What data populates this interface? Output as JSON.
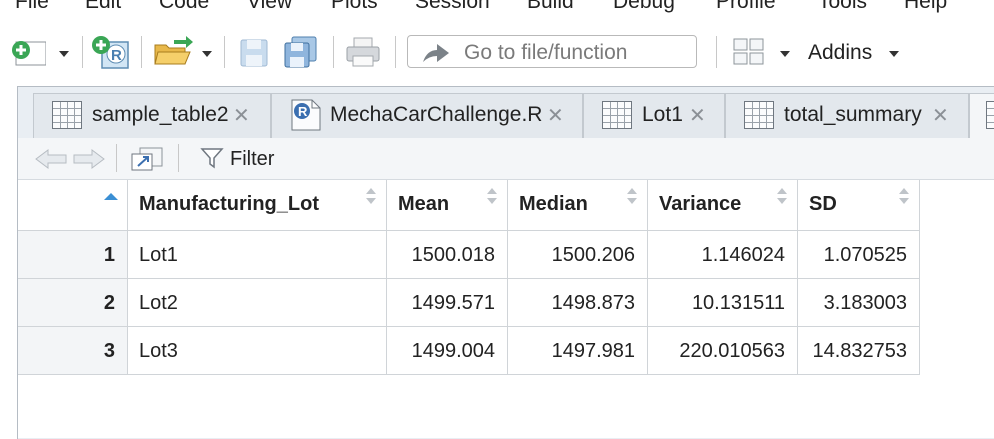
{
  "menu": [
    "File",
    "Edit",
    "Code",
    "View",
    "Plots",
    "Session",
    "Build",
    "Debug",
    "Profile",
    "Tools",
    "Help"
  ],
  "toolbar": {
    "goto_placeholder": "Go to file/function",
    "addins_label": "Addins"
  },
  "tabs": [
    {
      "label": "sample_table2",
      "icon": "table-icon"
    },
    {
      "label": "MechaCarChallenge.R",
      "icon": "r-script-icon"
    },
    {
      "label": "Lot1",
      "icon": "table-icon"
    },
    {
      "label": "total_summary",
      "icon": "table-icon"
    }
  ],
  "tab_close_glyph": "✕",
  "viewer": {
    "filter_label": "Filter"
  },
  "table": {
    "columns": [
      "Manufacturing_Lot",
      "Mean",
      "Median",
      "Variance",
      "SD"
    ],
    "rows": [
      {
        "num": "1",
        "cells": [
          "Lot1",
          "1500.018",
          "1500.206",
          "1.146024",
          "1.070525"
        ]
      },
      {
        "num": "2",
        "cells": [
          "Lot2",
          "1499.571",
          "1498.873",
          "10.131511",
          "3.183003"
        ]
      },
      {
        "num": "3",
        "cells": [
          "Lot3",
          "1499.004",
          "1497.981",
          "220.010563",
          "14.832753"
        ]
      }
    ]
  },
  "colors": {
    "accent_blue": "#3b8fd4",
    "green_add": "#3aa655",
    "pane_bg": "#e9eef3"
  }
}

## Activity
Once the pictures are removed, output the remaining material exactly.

## Result of the exercise
What data populates this interface? Output as JSON.
{
  "menu": [
    "File",
    "Edit",
    "Code",
    "View",
    "Plots",
    "Session",
    "Build",
    "Debug",
    "Profile",
    "Tools",
    "Help"
  ],
  "toolbar": {
    "goto_placeholder": "Go to file/function",
    "addins_label": "Addins"
  },
  "tabs": [
    {
      "label": "sample_table2",
      "icon": "table-icon"
    },
    {
      "label": "MechaCarChallenge.R",
      "icon": "r-script-icon"
    },
    {
      "label": "Lot1",
      "icon": "table-icon"
    },
    {
      "label": "total_summary",
      "icon": "table-icon"
    }
  ],
  "tab_close_glyph": "✕",
  "viewer": {
    "filter_label": "Filter"
  },
  "table": {
    "columns": [
      "Manufacturing_Lot",
      "Mean",
      "Median",
      "Variance",
      "SD"
    ],
    "rows": [
      {
        "num": "1",
        "cells": [
          "Lot1",
          "1500.018",
          "1500.206",
          "1.146024",
          "1.070525"
        ]
      },
      {
        "num": "2",
        "cells": [
          "Lot2",
          "1499.571",
          "1498.873",
          "10.131511",
          "3.183003"
        ]
      },
      {
        "num": "3",
        "cells": [
          "Lot3",
          "1499.004",
          "1497.981",
          "220.010563",
          "14.832753"
        ]
      }
    ]
  },
  "colors": {
    "accent_blue": "#3b8fd4",
    "green_add": "#3aa655",
    "pane_bg": "#e9eef3"
  }
}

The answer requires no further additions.